Dataset entries:
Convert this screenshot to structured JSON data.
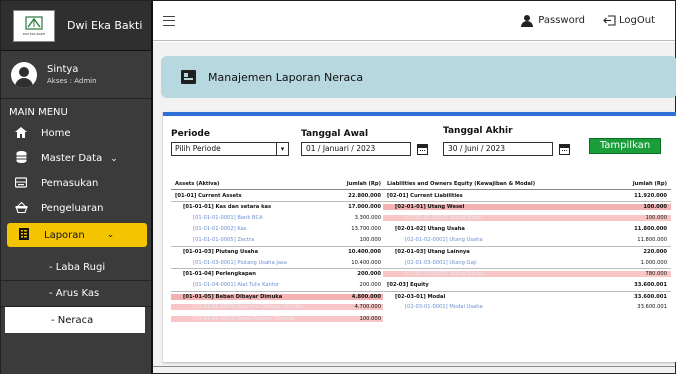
{
  "brand": {
    "name": "Dwi Eka Bakti",
    "logo_text": "DWI EKA BAKTI"
  },
  "user": {
    "name": "Sintya",
    "role": "Akses : Admin"
  },
  "menu_label": "MAIN MENU",
  "nav": [
    {
      "label": "Home"
    },
    {
      "label": "Master Data"
    },
    {
      "label": "Pemasukan"
    },
    {
      "label": "Pengeluaran"
    },
    {
      "label": "Laporan"
    }
  ],
  "subnav": [
    {
      "label": "- Laba Rugi"
    },
    {
      "label": "- Arus Kas"
    },
    {
      "label": "- Neraca"
    }
  ],
  "topbar": {
    "password_label": "Password",
    "logout_label": "LogOut"
  },
  "page": {
    "title": "Manajemen Laporan Neraca"
  },
  "filters": {
    "periode_label": "Periode",
    "periode_value": "Pilih Periode",
    "tgl_awal_label": "Tanggal Awal",
    "tgl_awal_value": "01 / Januari / 2023",
    "tgl_akhir_label": "Tanggal Akhir",
    "tgl_akhir_value": "30 / Juni / 2023",
    "show_button": "Tampilkan"
  },
  "report": {
    "headers": {
      "left_name": "Assets (Aktiva)",
      "left_amount": "Jumlah (Rp)",
      "right_name": "Liabilities and Owners Equity (Kewajiban & Modal)",
      "right_amount": "Jumlah (Rp)"
    },
    "rows": [
      {
        "l": "[01-01] Current Assets",
        "la": "22.800.000",
        "r": "[02-01] Current Liabilities",
        "ra": "11.920.000"
      },
      {
        "l": "[01-01-01] Kas dan setara kas",
        "la": "17.000.000",
        "r": "[02-01-01] Utang Wesel",
        "ra": "100.000"
      },
      {
        "l": "[01-01-01-0001] Bank BCA",
        "la": "3.300.000",
        "r": "[02-01-01-0001] Utang Wesel",
        "ra": "100.000"
      },
      {
        "l": "[01-01-01-0002] Kas",
        "la": "13.700.000",
        "r": "[02-01-02] Utang Usaha",
        "ra": "11.800.000"
      },
      {
        "l": "[01-01-01-0005] Zectra",
        "la": "100.000",
        "r": "[02-01-02-0001] Utang Usaha",
        "ra": "11.800.000"
      },
      {
        "l": "[01-01-03] Piutang Usaha",
        "la": "10.400.000",
        "r": "[02-01-03] Utang Lainnya",
        "ra": "220.000"
      },
      {
        "l": "[01-01-03-0001] Piutang Usaha Jasa",
        "la": "10.400.000",
        "r": "[02-01-03-0001] Utang Gaji",
        "ra": "1.000.000"
      },
      {
        "l": "[01-01-04] Perlengkapan",
        "la": "200.000",
        "r": "[02-01-03-0002] Utang Bunga",
        "ra": "780.000"
      },
      {
        "l": "[01-01-04-0001] Alat Tulis Kantor",
        "la": "200.000",
        "r": "[02-03] Equity",
        "ra": "33.600.001"
      },
      {
        "l": "[01-01-05] Beban Dibayar Dimuka",
        "la": "4.800.000",
        "r": "[02-03-01] Modal",
        "ra": "33.600.001"
      },
      {
        "l": "[01-01-05-0001] Asuransi Dibayar Dimuka",
        "la": "4.700.000",
        "r": "[02-03-01-0001] Modal Usaha",
        "ra": "33.600.001"
      },
      {
        "l": "[01-01-05-0003] Sewa Dibayar Dimuka",
        "la": "100.000",
        "r": "",
        "ra": ""
      }
    ]
  },
  "colors": {
    "sidebar": "#3b3b3b",
    "active_nav": "#f5c400",
    "header_bg": "#b7d8de",
    "card_top": "#2e6fd8",
    "button": "#1a9e3a",
    "highlight_row": "#f5b2b2"
  }
}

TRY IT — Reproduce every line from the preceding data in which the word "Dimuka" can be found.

RESPONSE TO THIS EXERCISE —
        "l": "[01-01-05] Beban Dibayar Dimuka",
        "l": "[01-01-05-0001] Asuransi Dibayar Dimuka",
        "l": "[01-01-05-0003] Sewa Dibayar Dimuka",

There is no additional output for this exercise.